I wrote something yesterday about my love of thrift stores and the treasures that I often find and didn’t realize until after I wrote it that parts of it could have been perceived the wrong way, it flat out “read wrong” in places and so it needed to be edited and that’s fine, goes with the territory. But in the interim, my feelings were hurt and perhaps to the delight of many that will make me less likely to let fly with things of a seemingly more personal nature. That is upsetting to me also because I like to just rail about things sometimes or make my trivial lists of things that I love or that I think are cool and I like to share them, not for validation but because I like to read those kinds of things when others write them and how wonderful to share a discovery or an idea that maybe someone else can get off on too, find some entertainment or enjoyment in? Say “Hey…I hadn’t thought of that! I’ll check that out!” or what a good idea! Or maybe even find some comfort in, “I’ve felt that way too.” Solace. So it’s kind of creatively stifling when that happens, I feel that sense of wanting to be left to my own devices as it were and to retreat. I’ll likely bounce back from it and let fly again at some point but with trepidation. I was reminded of the Julia Cameron quote.

I think there are two basic kinds of creative types with a variety of others within the spectrum. I think there’s the “I LOVE A PARADE” creative, performer type, who can’t wait to get on stage and hear the applause, they have no problem writing the play and starring in it, and that’s great, that’s wonderful and so good for them. I begrudge them nothing. And  I think there are those of us who want to do what we do, write, paint, and maybe aren’t ever quite as comfortable with being looked at so directly, which seems to run counter to the goal of the thing in some way. The first poetry reading that I ever participated in was the second to last because at the second poetry reading I participated in I was swarmed afterward by people wanting copies of the work and asking me questions. It was a long time ago, I was younger and really pretty which is what I tell myself accounted for most of it but the truth is that if what I’d read/written hadn’t been any good, then “pretty” wouldn’t have mattered much with that group. I thought I had “stage fright” and I did not consider myself to be an introvert, but have finally asked myself, did I like being on stage? Did I want to be on stage, was I excited about it and looking forward to it and then, just nervous? I  realized that I didn’t and don’t like being on “stage” as it were and I never have.  I’ve also realized that I have long bristled at any inference of shyness and then hurt at comments like “getting you to talk was like pulling teeth.” I don’t know that I’m all that shy. I know I’ve oft been exhausted by those who thought I should be “brought out of my shell” or fixed or corrected in my personage in some way because I kind of like spending time with…me. I have “abandoned” myself many times trying to “fit in” as it were and always with great pain, I have “abandoned” myself many times because it was conveyed to me that my introversion was deemed unacceptable. However, if you abandon yourself for long enough, to avoid the pain of that feeling, something else happens and then finally that pain becomes too great as well. You realize then also that people might not seem to know who you are, because who and where have really been? Underground? What difference does it make, if it hurts either way? Better then to find one’s own way to be, to live, as it isn’t the life of anyone else.

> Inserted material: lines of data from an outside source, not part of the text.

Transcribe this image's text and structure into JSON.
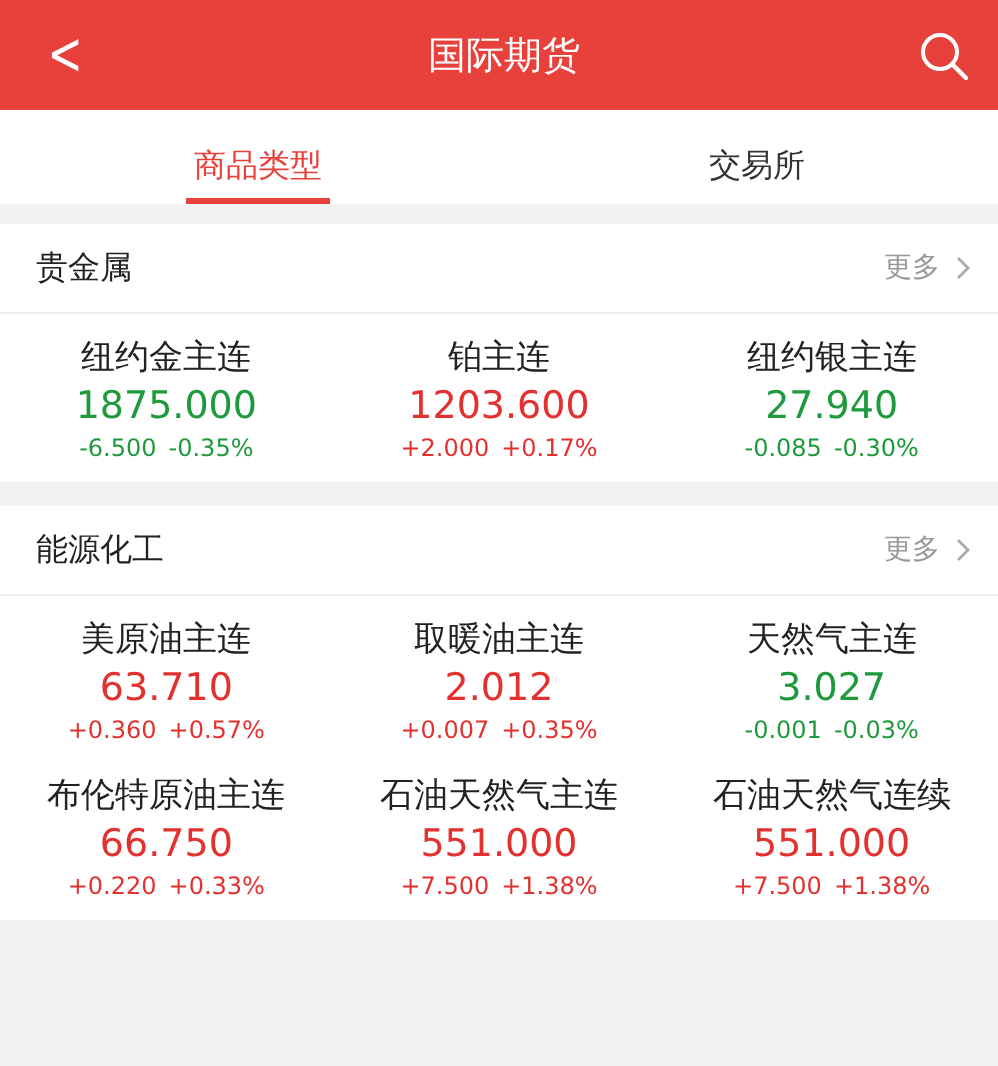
{
  "header": {
    "title": "国际期货",
    "back_symbol": "<"
  },
  "tabs": [
    {
      "label": "商品类型",
      "selected": true
    },
    {
      "label": "交易所",
      "selected": false
    }
  ],
  "sections": [
    {
      "title": "贵金属",
      "more": "更多",
      "items": [
        {
          "name": "纽约金主连",
          "price": "1875.000",
          "change": "-6.500",
          "percent": "-0.35%",
          "color": "#1e9a3c"
        },
        {
          "name": "铂主连",
          "price": "1203.600",
          "change": "+2.000",
          "percent": "+0.17%",
          "color": "#e2312f"
        },
        {
          "name": "纽约银主连",
          "price": "27.940",
          "change": "-0.085",
          "percent": "-0.30%",
          "color": "#1e9a3c"
        }
      ]
    },
    {
      "title": "能源化工",
      "more": "更多",
      "items": [
        {
          "name": "美原油主连",
          "price": "63.710",
          "change": "+0.360",
          "percent": "+0.57%",
          "color": "#e2312f"
        },
        {
          "name": "取暖油主连",
          "price": "2.012",
          "change": "+0.007",
          "percent": "+0.35%",
          "color": "#e2312f"
        },
        {
          "name": "天然气主连",
          "price": "3.027",
          "change": "-0.001",
          "percent": "-0.03%",
          "color": "#1e9a3c"
        },
        {
          "name": "布伦特原油主连",
          "price": "66.750",
          "change": "+0.220",
          "percent": "+0.33%",
          "color": "#e2312f"
        },
        {
          "name": "石油天然气主连",
          "price": "551.000",
          "change": "+7.500",
          "percent": "+1.38%",
          "color": "#e2312f"
        },
        {
          "name": "石油天然气连续",
          "price": "551.000",
          "change": "+7.500",
          "percent": "+1.38%",
          "color": "#e2312f"
        }
      ]
    }
  ]
}
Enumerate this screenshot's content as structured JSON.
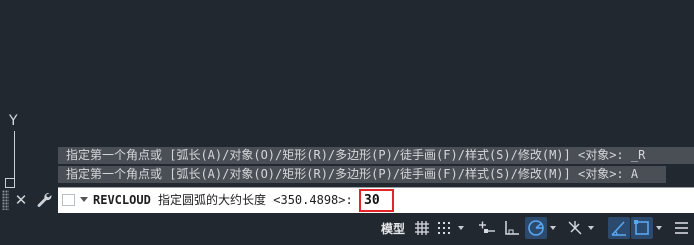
{
  "canvas": {
    "ucs_y_label": "Y"
  },
  "command_history": [
    "指定第一个角点或 [弧长(A)/对象(O)/矩形(R)/多边形(P)/徒手画(F)/样式(S)/修改(M)] <对象>: _R",
    "指定第一个角点或 [弧长(A)/对象(O)/矩形(R)/多边形(P)/徒手画(F)/样式(S)/修改(M)] <对象>: A"
  ],
  "command_line": {
    "command_name": "REVCLOUD",
    "prompt": " 指定圆弧的大约长度 <350.4898>:",
    "input_value": "30",
    "highlight_color": "#e0262a"
  },
  "status_bar": {
    "model_label": "模型",
    "icons": [
      "grid-icon",
      "snap-mode-icon",
      "infer-constraints-icon",
      "ortho-mode-icon",
      "polar-tracking-icon",
      "isometric-drafting-icon",
      "object-snap-tracking-icon",
      "object-snap-icon",
      "customization-menu-icon"
    ],
    "active_color": "#3e8ddd"
  },
  "colors": {
    "background": "#212830",
    "history_bg": "#4a4f55"
  }
}
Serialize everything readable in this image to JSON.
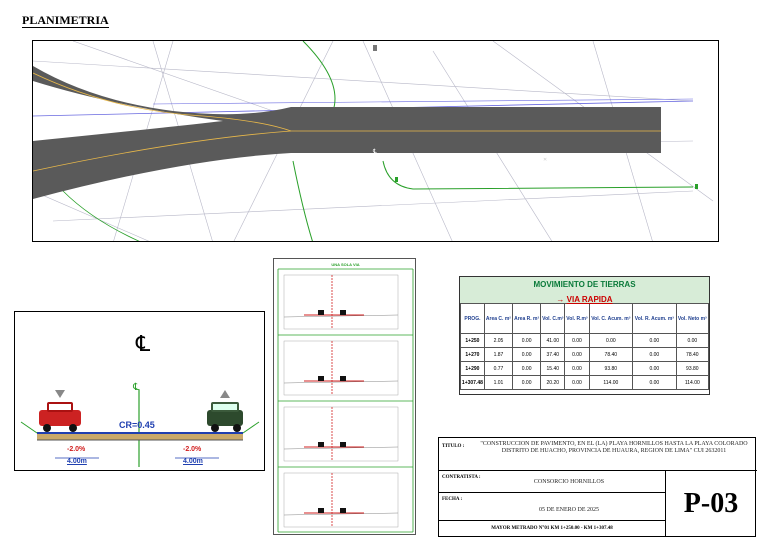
{
  "planimetry": {
    "title": "PLANIMETRIA"
  },
  "cross_section": {
    "centerline_symbol": "℄",
    "axis_symbol": "℄",
    "cr_label": "CR=0.45",
    "left_slope": "-2.0%",
    "right_slope": "-2.0%",
    "left_width": "4.00m",
    "right_width": "4.00m"
  },
  "profiles": {
    "header": "UNA SOLA VIA"
  },
  "earthworks": {
    "title": "MOVIMIENTO DE TIERRAS",
    "subtitle": "VIA RAPIDA",
    "headers": [
      "PROG.",
      "Area C. m²",
      "Area R. m²",
      "Vol. C.m³",
      "Vol. R.m³",
      "Vol. C. Acum. m³",
      "Vol. R. Acum. m³",
      "Vol. Neto m³"
    ],
    "rows": [
      [
        "1+250",
        "2.05",
        "0.00",
        "41.00",
        "0.00",
        "0.00",
        "0.00",
        "0.00"
      ],
      [
        "1+270",
        "1.87",
        "0.00",
        "37.40",
        "0.00",
        "78.40",
        "0.00",
        "78.40"
      ],
      [
        "1+290",
        "0.77",
        "0.00",
        "15.40",
        "0.00",
        "93.80",
        "0.00",
        "93.80"
      ],
      [
        "1+307.48",
        "1.01",
        "0.00",
        "20.20",
        "0.00",
        "114.00",
        "0.00",
        "114.00"
      ]
    ]
  },
  "title_block": {
    "title_label": "TITULO :",
    "title_value": "\"CONSTRUCCION DE PAVIMENTO, EN EL (LA) PLAYA HORNILLOS HASTA LA PLAYA COLORADO DISTRITO DE HUACHO, PROVINCIA DE HUAURA, REGION DE LIMA\" CUI 2632011",
    "contractor_label": "CONTRATISTA :",
    "contractor_value": "CONSORCIO HORNILLOS",
    "date_label": "FECHA :",
    "date_value": "05 DE ENERO DE 2025",
    "footer": "MAYOR METRADO N°01 KM 1+250.00 - KM 1+307.48",
    "sheet_code": "P-03"
  },
  "colors": {
    "road": "#5a5a5a",
    "axis": "#e8b84a",
    "grid_green": "#2aa02a",
    "red_axis": "#d22020",
    "blue_text": "#1f3fb0",
    "table_head": "#1f3f8f",
    "table_title_bg": "#d7ecd7"
  }
}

“And then the day came when the risk to remain tight in a bud was more painful than the risk it took to blossom.” ~ Anais Nin

I can no longer abandon myself, I’m not sure what that means yet. It probably isn’t the latest fashion.

Teri Skultety